Is a Mississippi upset likely to happen? Just look next door at another state with a maj-min district, Alabama. Obama won the state popular vote 56-42%, but the delegates were awarded (by the “soft count”) 27-25. He only took 5 of the 7 delegates in the Alabama 7th (the racial gerrymander) and he only beat Clinton in one other district in the whole state–the 3rd–which includes Montgomery and the University of Auburn.
CNN’s exit polls provide no comfort either. In Alabama, 72% of whites voted for Clinton while 84% of blacks voted for Obama (thankfully, voting along such starkly racial lines hasn’t been widely repeated elsewhere). If Mississippi’s voters break the same way, Obama may be in for a surprisingly disappointing day in this “solid win” state.
But his headaches don’t stop there. Mississippi is having an “open primary” which means that, once again, Republicans who care to may cross over and wreak havoc among all the Democratic strategists’ hopes and dreams. Many commentators are crediting Clinton’s recovery in the March 4th primary to conservatives who want to keep Clinton alive until the convention. I’m not sure the same thing will happen today (InsideAdvantage says it wont, but I’m not sure how they polled for this), but if we see enough raiders, it may at least put to rest the populist canard that the primary system represents “the will of the people.”
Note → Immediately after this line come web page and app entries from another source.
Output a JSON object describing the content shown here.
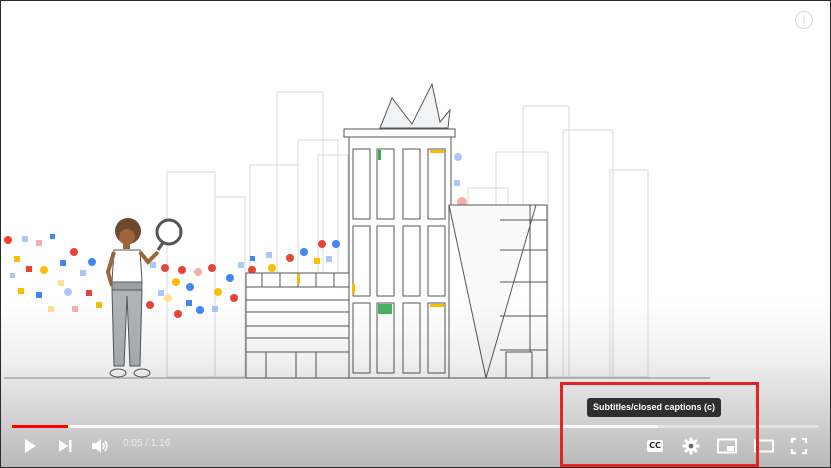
{
  "player": {
    "info_icon": "info-icon",
    "progress": {
      "played_fraction": 0.07,
      "loaded_fraction": 0.8
    },
    "controls": {
      "play_icon": "play-icon",
      "next_icon": "next-icon",
      "volume_icon": "volume-icon",
      "time_current": "0:05",
      "time_separator": " / ",
      "time_total": "1:16",
      "time_text": "0:05 / 1:16",
      "cc_icon": "subtitles-icon",
      "cc_label": "CC",
      "settings_icon": "gear-icon",
      "miniplayer_icon": "miniplayer-icon",
      "theater_icon": "theater-mode-icon",
      "fullscreen_icon": "fullscreen-icon"
    },
    "tooltip": "Subtitles/closed captions (c)",
    "highlight_color": "#e32424",
    "accent_color": "#ff0000"
  }
}
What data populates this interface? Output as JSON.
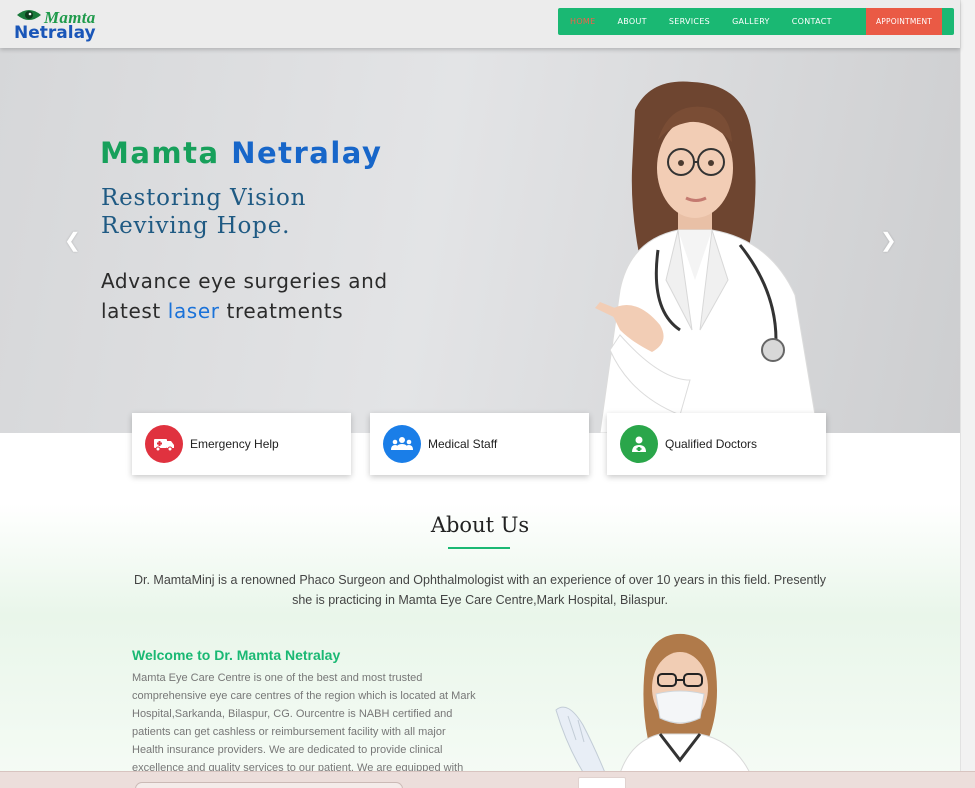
{
  "brand": {
    "logo_top": "Mamta",
    "logo_bottom": "Netralay"
  },
  "nav": {
    "items": [
      {
        "label": "HOME",
        "active": true
      },
      {
        "label": "ABOUT"
      },
      {
        "label": "SERVICES"
      },
      {
        "label": "GALLERY"
      },
      {
        "label": "CONTACT"
      }
    ],
    "appointment_label": "APPOINTMENT",
    "bar_color": "#1ab873",
    "appointment_color": "#ea5a45"
  },
  "hero": {
    "brand_part1": "Mamta",
    "brand_part2": "Netralay",
    "tagline_line1": "Restoring Vision",
    "tagline_line2": "Reviving Hope.",
    "sub_line1": "Advance eye surgeries and",
    "sub_line2_pre": "latest ",
    "sub_line2_highlight": "laser",
    "sub_line2_post": " treatments",
    "prev_icon": "chevron-left-icon",
    "next_icon": "chevron-right-icon"
  },
  "features": [
    {
      "label": "Emergency Help",
      "icon": "ambulance-icon",
      "color": "#e0323f"
    },
    {
      "label": "Medical Staff",
      "icon": "group-icon",
      "color": "#1a7ee8"
    },
    {
      "label": "Qualified Doctors",
      "icon": "doctor-icon",
      "color": "#2aa64a"
    }
  ],
  "about": {
    "title": "About Us",
    "description": "Dr. MamtaMinj is a renowned Phaco Surgeon and Ophthalmologist with an experience of over 10 years in this field. Presently she is practicing in Mamta Eye Care Centre,Mark Hospital, Bilaspur.",
    "welcome_title": "Welcome to Dr. Mamta Netralay",
    "welcome_body": "Mamta Eye Care Centre is one of the best and most trusted comprehensive eye care centres of the region which is located at Mark Hospital,Sarkanda, Bilaspur, CG. Ourcentre is NABH certified and patients can get cashless or reimbursement facility with all major Health insurance providers. We are dedicated to provide clinical excellence and quality services to our patient. We are equipped with"
  }
}
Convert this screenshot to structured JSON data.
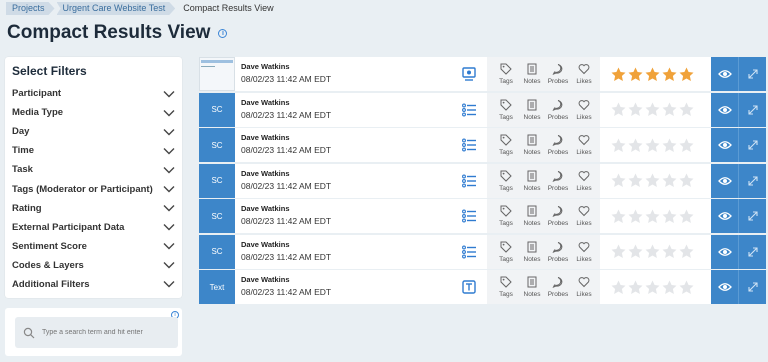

And that may be one of the two lessons we learn from this. The will of the people is a complex beast, and not easily reduced to numbers. Is it the delegate count? The popular vote by state? The popular vote in the nation as a whole? Or the popular vote by congressional district? More than that, the proportional allocation preferred by Democrats does not appear to be as representative as they had hoped, especially when the primaries are open to Republican raiders.
But real irony overwhelms any other lesson when one considers that the court-approved segregation of the Voting Rights Act may be taking delegates from this country’s first serious black contender for president. Some Democrats may even realize that dividing us according to skin color is not a good remedy for racial discrimination.